**Task item:**
Repeat, word for word, all the data that follows, and exclude the pictures.

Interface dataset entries
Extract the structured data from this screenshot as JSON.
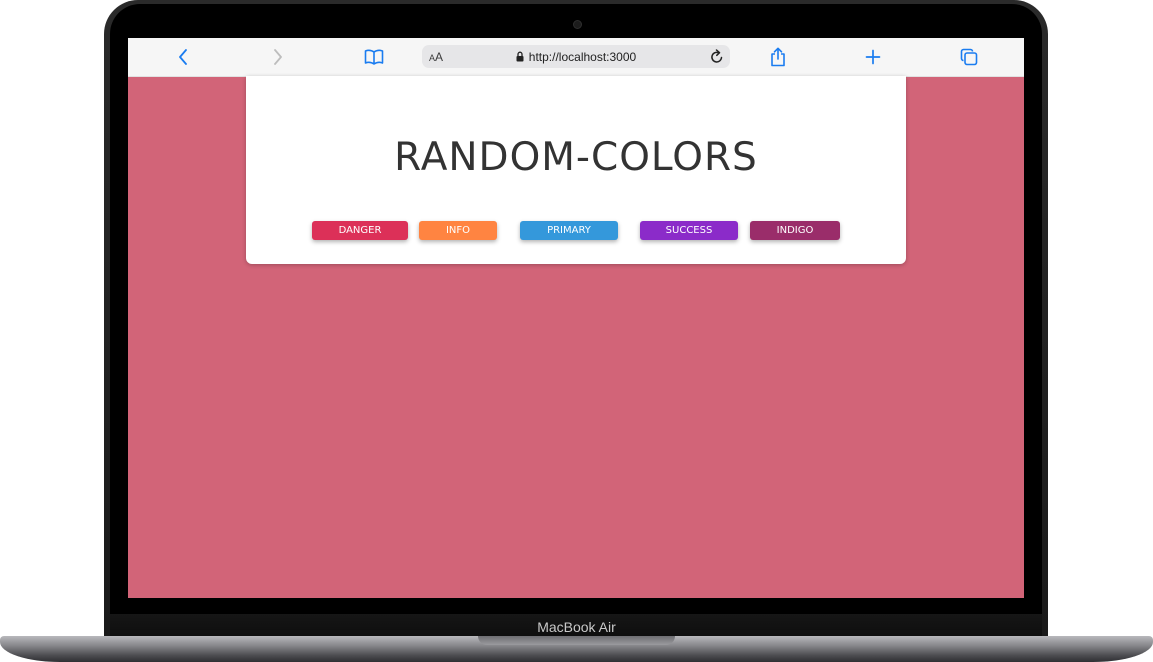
{
  "device": {
    "label": "MacBook Air"
  },
  "browser": {
    "text_size_small": "A",
    "text_size_large": "A",
    "url": "http://localhost:3000",
    "icons": {
      "back": "chevron-left-icon",
      "forward": "chevron-right-icon",
      "bookmarks": "book-icon",
      "lock": "lock-icon",
      "reload": "reload-icon",
      "share": "share-icon",
      "new_tab": "plus-icon",
      "tabs": "tabs-icon"
    },
    "accent_color": "#1a7cf0"
  },
  "page": {
    "background_color": "#d26478",
    "title": "RANDOM-COLORS",
    "buttons": [
      {
        "label": "DANGER",
        "color": "#dc3058"
      },
      {
        "label": "INFO",
        "color": "#ff8441"
      },
      {
        "label": "PRIMARY",
        "color": "#3498db"
      },
      {
        "label": "SUCCESS",
        "color": "#8b2bc9"
      },
      {
        "label": "INDIGO",
        "color": "#9a2d6a"
      }
    ]
  }
}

**Output of the exercise:**
Extract the structured data from this screenshot as JSON.
{
  "device": {
    "label": "MacBook Air"
  },
  "browser": {
    "text_size_small": "A",
    "text_size_large": "A",
    "url": "http://localhost:3000",
    "icons": {
      "back": "chevron-left-icon",
      "forward": "chevron-right-icon",
      "bookmarks": "book-icon",
      "lock": "lock-icon",
      "reload": "reload-icon",
      "share": "share-icon",
      "new_tab": "plus-icon",
      "tabs": "tabs-icon"
    },
    "accent_color": "#1a7cf0"
  },
  "page": {
    "background_color": "#d26478",
    "title": "RANDOM-COLORS",
    "buttons": [
      {
        "label": "DANGER",
        "color": "#dc3058"
      },
      {
        "label": "INFO",
        "color": "#ff8441"
      },
      {
        "label": "PRIMARY",
        "color": "#3498db"
      },
      {
        "label": "SUCCESS",
        "color": "#8b2bc9"
      },
      {
        "label": "INDIGO",
        "color": "#9a2d6a"
      }
    ]
  }
}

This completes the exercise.